*THE PROBLEM*: Working through the entries below, find how many lines include "gnomADStructuralVariants", then write only that number.
==== SOURCE DATA
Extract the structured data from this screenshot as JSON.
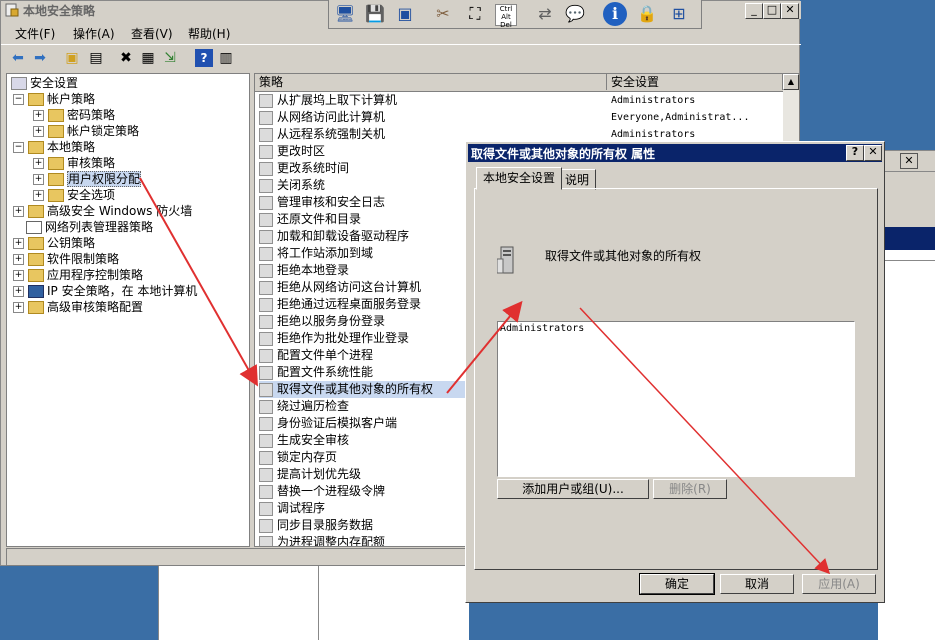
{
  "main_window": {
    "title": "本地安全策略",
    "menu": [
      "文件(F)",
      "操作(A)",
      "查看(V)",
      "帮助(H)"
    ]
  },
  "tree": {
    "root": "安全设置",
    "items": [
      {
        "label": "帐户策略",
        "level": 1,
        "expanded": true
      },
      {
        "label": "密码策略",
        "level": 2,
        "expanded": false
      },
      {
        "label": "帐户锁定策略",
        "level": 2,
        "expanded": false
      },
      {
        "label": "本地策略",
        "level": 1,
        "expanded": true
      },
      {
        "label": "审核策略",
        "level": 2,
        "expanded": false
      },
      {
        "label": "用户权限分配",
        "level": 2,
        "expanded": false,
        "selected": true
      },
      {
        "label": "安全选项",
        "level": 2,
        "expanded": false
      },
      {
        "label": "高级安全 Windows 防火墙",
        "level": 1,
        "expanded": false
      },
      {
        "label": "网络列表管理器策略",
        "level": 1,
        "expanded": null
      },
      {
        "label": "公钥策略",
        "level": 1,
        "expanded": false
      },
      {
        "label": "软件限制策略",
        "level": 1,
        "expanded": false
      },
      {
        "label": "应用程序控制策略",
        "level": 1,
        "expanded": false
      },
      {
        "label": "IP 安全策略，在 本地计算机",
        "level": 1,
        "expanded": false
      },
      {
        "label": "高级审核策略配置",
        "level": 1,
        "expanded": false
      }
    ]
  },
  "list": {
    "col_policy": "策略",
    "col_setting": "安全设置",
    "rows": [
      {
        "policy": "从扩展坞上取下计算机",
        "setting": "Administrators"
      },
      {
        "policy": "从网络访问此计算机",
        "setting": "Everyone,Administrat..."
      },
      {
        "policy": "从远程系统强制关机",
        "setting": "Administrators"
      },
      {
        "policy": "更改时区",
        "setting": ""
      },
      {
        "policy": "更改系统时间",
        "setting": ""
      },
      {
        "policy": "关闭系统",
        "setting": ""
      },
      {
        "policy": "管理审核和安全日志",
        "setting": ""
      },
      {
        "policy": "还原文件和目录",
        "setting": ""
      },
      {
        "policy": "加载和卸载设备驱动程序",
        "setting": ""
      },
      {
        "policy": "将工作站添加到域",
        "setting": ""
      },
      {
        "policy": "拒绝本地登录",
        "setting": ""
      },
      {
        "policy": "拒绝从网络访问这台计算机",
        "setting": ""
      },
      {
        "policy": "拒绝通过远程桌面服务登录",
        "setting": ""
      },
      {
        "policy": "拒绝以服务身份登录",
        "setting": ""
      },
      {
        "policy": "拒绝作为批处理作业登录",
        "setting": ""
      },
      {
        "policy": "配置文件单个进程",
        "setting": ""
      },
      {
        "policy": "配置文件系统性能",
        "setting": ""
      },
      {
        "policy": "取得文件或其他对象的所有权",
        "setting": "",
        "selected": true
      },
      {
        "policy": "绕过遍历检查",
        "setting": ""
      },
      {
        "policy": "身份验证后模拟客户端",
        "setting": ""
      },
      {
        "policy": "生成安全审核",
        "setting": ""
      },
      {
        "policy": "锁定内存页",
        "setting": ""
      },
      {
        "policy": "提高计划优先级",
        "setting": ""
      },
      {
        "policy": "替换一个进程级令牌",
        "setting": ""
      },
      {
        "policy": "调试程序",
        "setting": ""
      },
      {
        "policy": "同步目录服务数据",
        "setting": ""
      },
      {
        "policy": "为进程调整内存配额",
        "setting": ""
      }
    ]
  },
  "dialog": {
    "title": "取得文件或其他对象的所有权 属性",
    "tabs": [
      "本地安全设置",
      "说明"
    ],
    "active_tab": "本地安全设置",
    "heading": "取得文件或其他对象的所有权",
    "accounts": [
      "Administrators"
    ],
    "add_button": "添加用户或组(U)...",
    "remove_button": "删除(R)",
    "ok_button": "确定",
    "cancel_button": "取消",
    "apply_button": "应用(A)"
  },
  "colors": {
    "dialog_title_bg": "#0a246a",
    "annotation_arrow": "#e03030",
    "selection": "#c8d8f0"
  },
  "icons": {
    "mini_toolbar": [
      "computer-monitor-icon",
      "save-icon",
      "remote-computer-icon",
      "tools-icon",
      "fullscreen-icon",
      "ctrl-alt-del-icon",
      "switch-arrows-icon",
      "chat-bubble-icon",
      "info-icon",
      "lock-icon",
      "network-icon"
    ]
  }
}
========
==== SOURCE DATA
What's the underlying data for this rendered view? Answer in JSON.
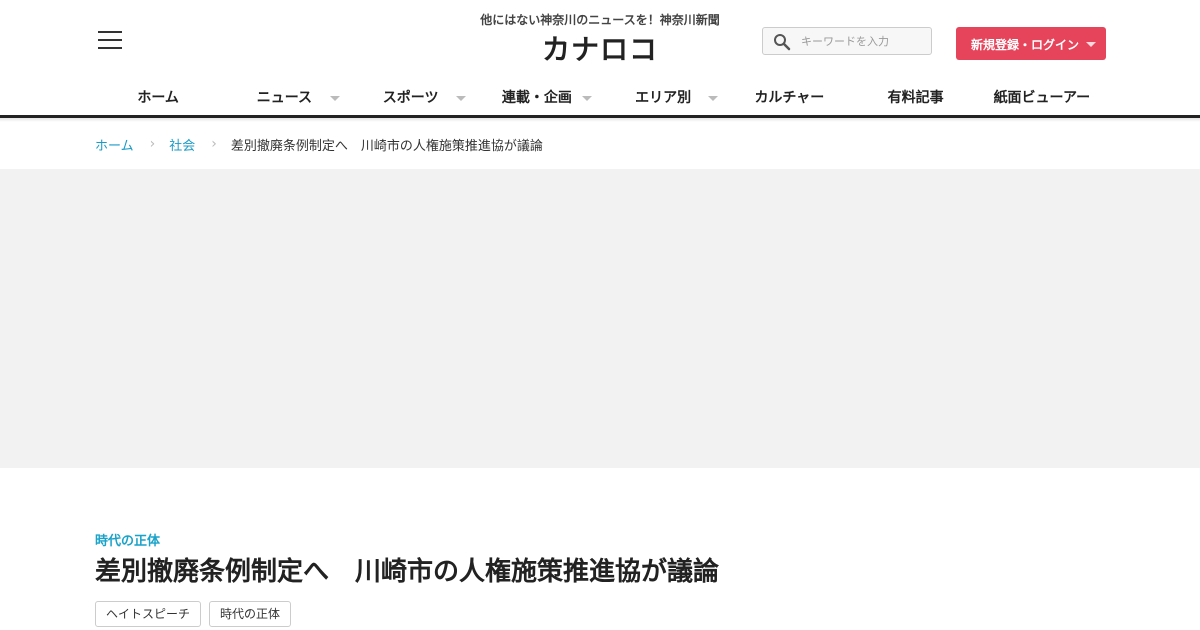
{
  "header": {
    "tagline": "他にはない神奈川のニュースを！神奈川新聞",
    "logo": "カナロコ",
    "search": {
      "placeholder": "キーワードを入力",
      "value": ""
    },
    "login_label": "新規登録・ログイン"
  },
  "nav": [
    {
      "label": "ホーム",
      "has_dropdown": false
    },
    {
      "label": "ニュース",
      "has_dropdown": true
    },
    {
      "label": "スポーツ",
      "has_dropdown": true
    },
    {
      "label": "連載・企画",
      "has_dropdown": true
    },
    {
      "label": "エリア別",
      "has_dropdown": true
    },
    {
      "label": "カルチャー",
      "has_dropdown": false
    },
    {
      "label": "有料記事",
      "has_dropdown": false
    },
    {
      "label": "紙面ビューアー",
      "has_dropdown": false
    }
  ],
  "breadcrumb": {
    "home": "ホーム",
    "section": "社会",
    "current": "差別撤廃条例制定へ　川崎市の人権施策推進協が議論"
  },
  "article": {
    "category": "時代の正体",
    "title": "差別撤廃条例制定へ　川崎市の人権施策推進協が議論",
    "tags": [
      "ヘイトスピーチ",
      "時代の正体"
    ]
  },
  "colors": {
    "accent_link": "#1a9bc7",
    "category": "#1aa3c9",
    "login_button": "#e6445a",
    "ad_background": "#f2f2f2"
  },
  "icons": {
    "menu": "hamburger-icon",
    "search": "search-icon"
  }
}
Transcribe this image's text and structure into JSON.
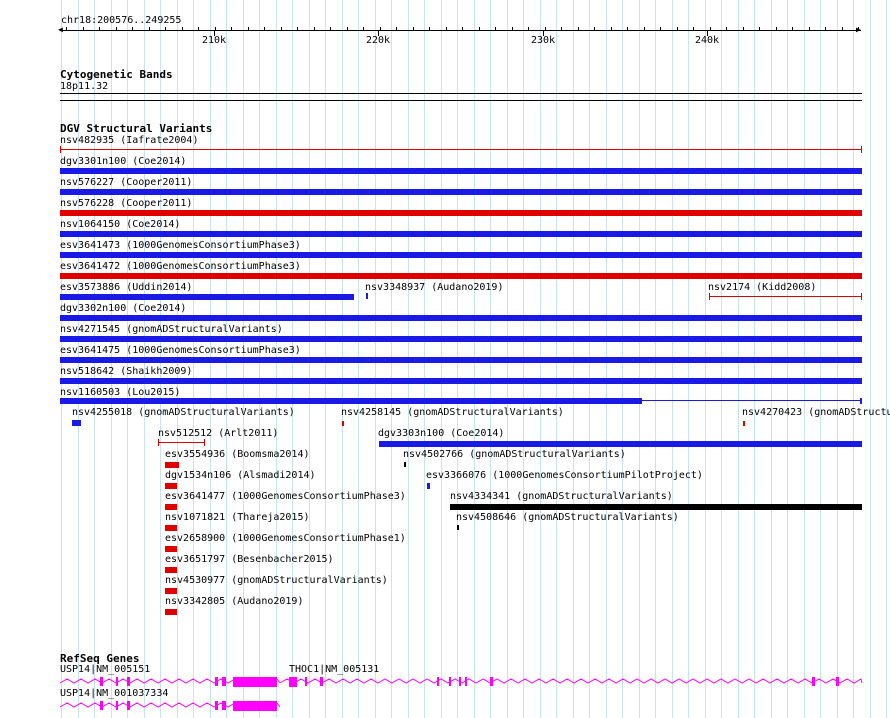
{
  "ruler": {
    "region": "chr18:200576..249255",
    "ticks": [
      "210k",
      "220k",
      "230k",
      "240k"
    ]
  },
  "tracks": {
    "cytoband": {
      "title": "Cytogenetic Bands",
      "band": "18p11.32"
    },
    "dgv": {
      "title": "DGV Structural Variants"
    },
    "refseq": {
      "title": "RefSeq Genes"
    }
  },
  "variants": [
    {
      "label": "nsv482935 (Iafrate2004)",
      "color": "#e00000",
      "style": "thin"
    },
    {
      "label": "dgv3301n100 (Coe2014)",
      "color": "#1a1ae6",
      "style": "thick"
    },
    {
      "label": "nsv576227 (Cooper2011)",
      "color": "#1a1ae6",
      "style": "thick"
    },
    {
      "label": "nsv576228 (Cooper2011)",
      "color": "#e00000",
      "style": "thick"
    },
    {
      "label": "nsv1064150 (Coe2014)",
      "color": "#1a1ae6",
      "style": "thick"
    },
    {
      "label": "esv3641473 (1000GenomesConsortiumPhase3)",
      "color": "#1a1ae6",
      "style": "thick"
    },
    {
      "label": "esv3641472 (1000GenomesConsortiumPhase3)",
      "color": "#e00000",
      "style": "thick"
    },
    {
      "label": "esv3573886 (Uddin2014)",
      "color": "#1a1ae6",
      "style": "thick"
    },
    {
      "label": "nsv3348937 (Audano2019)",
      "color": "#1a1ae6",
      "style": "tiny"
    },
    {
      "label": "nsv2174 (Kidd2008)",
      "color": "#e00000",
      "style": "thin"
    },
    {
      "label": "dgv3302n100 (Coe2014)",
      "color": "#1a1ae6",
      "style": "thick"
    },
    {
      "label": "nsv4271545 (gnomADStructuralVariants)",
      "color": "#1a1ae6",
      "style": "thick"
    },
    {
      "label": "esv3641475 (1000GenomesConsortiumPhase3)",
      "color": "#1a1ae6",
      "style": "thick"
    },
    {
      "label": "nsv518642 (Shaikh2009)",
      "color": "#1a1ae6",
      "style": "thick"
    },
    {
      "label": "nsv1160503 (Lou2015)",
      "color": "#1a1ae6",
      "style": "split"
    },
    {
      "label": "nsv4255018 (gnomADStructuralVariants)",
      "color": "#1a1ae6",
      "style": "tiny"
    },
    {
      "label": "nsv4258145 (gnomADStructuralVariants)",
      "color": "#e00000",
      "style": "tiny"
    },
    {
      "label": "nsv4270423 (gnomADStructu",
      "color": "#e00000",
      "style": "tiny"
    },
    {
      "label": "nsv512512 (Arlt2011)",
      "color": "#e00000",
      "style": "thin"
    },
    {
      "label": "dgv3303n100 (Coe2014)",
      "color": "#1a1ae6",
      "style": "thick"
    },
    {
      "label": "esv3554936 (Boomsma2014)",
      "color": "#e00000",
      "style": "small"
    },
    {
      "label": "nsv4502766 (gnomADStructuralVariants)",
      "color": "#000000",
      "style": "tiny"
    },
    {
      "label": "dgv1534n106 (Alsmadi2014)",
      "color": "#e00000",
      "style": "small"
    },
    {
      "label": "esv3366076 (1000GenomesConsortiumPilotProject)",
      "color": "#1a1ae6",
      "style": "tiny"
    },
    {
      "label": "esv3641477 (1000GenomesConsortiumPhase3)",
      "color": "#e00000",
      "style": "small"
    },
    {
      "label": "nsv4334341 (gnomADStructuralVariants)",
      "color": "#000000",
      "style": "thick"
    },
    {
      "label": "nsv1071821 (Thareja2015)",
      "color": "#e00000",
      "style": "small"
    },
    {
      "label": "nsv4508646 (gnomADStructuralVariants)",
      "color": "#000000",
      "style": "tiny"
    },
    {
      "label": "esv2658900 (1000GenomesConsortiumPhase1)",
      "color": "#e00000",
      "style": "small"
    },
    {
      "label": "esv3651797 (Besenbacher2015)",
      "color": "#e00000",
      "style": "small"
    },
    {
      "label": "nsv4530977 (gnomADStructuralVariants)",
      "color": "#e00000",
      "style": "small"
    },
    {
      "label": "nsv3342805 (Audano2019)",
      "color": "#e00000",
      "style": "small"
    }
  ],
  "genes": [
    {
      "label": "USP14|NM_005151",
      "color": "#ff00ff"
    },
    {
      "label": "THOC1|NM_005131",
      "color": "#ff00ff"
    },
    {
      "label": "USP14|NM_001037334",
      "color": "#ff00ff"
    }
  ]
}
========
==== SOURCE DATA
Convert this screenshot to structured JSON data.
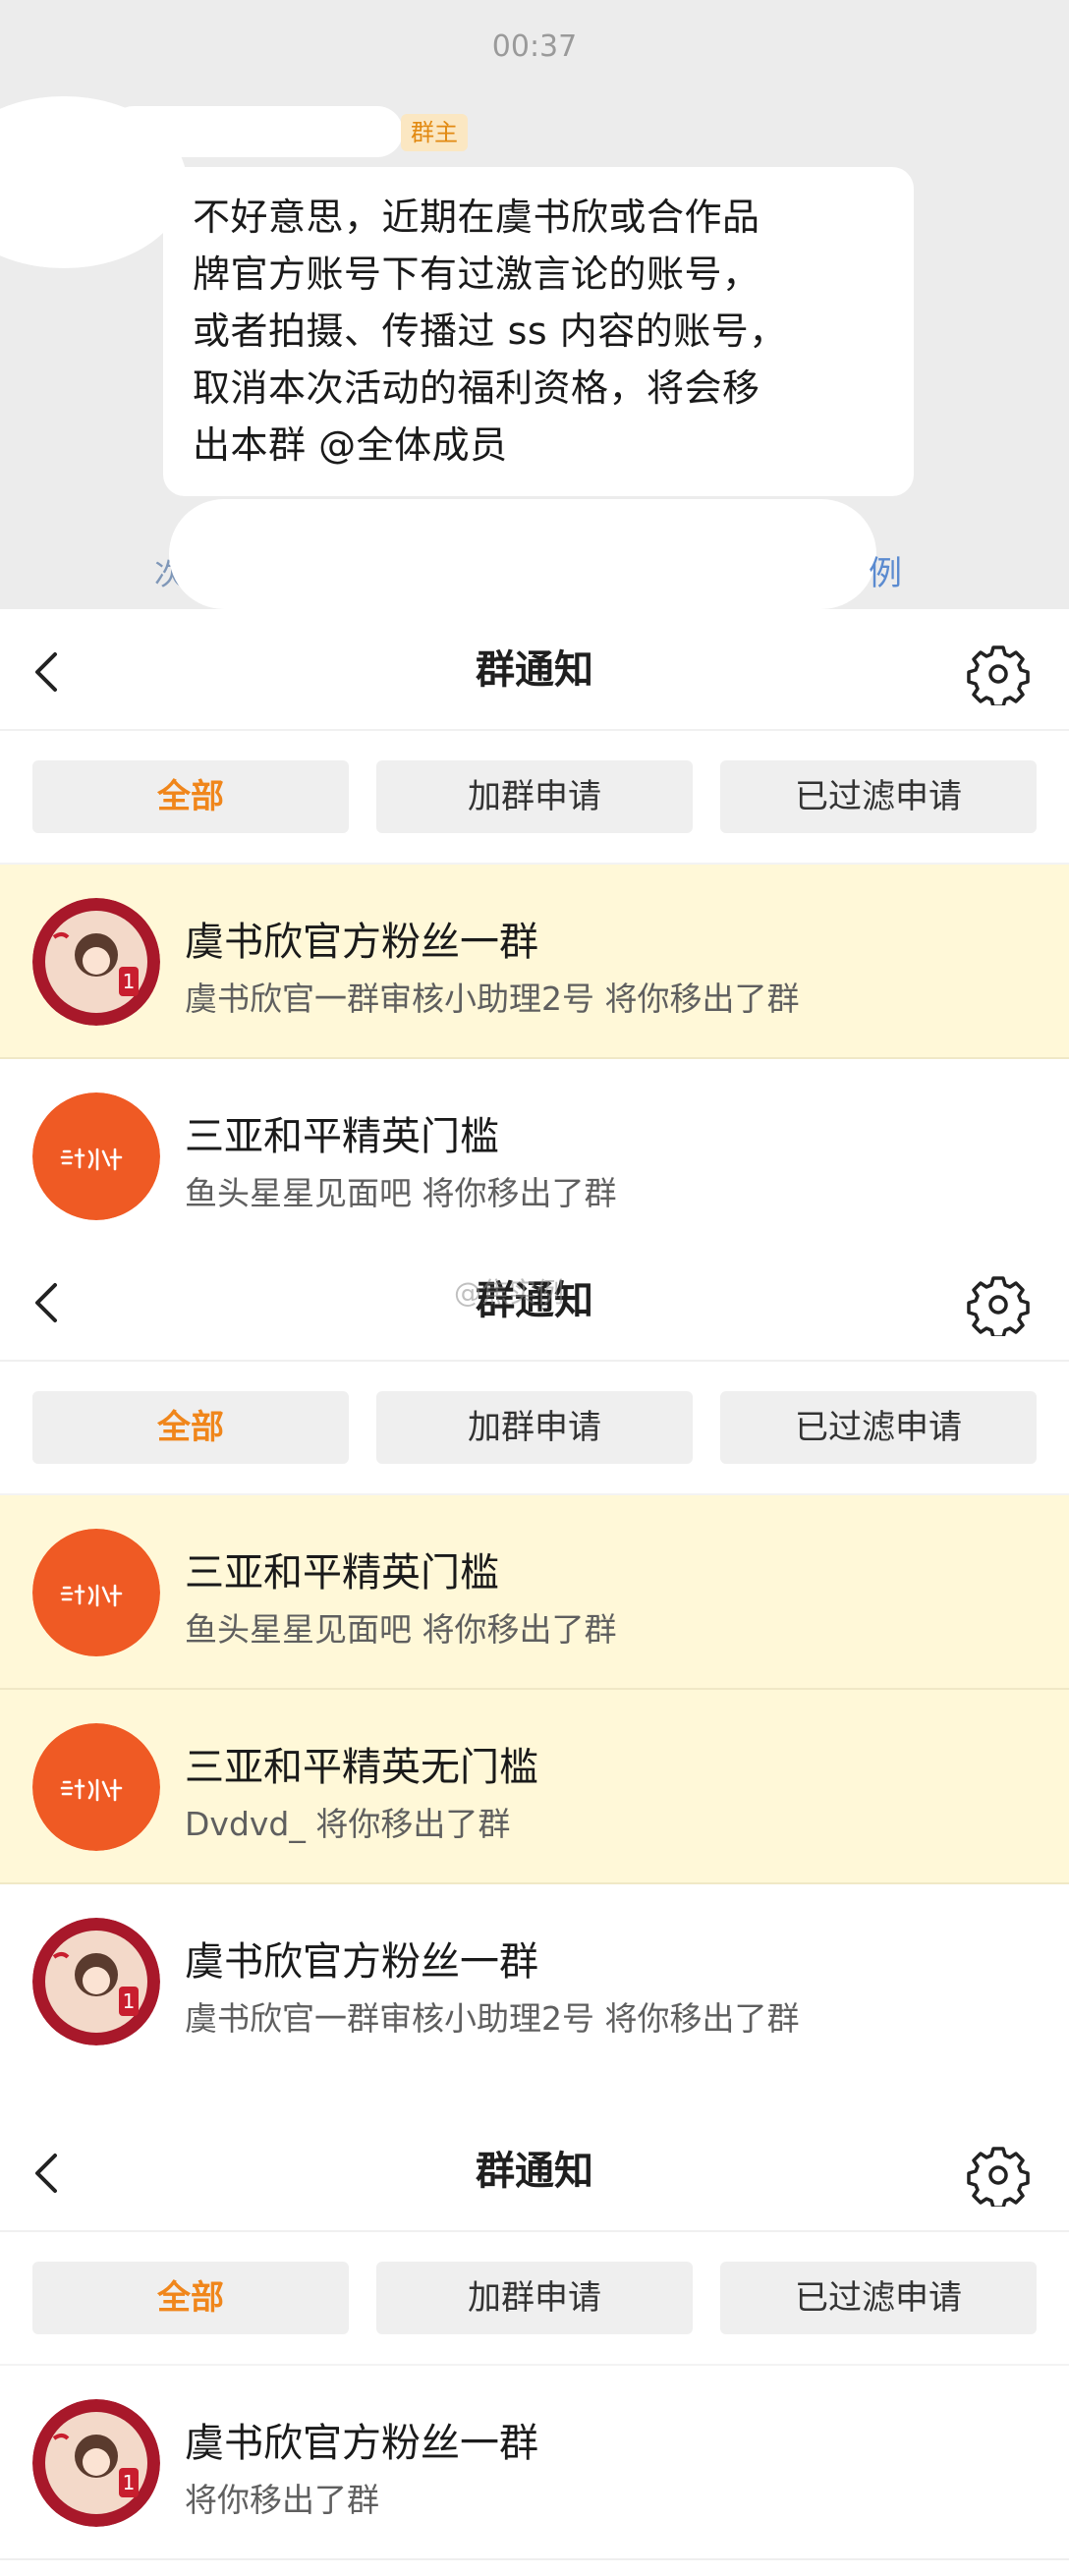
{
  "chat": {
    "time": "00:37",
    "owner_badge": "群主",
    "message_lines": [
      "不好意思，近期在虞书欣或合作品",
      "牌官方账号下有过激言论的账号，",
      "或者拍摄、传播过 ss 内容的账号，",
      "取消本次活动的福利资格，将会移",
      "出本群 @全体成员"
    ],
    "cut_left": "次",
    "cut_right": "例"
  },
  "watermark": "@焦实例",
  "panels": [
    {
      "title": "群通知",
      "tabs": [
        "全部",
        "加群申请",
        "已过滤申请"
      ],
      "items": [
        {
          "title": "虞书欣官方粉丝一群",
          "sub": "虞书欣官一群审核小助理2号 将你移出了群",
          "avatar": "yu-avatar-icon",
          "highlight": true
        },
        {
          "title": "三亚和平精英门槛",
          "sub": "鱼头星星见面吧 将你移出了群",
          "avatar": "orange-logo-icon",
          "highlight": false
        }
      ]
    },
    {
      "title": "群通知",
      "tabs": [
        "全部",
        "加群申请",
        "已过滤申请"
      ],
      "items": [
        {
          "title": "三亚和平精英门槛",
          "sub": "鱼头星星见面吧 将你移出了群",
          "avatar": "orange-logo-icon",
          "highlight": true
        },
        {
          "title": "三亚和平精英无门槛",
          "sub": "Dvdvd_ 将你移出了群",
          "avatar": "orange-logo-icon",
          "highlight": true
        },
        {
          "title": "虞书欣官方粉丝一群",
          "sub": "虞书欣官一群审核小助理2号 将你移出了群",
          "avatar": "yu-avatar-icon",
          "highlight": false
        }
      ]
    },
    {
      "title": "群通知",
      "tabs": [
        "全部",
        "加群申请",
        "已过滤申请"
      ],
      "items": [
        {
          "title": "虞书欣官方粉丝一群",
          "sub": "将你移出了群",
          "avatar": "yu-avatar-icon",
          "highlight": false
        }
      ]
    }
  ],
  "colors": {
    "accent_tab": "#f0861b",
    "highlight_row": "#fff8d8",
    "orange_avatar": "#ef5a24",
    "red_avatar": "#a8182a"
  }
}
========
*COMPLETED TASK*: 7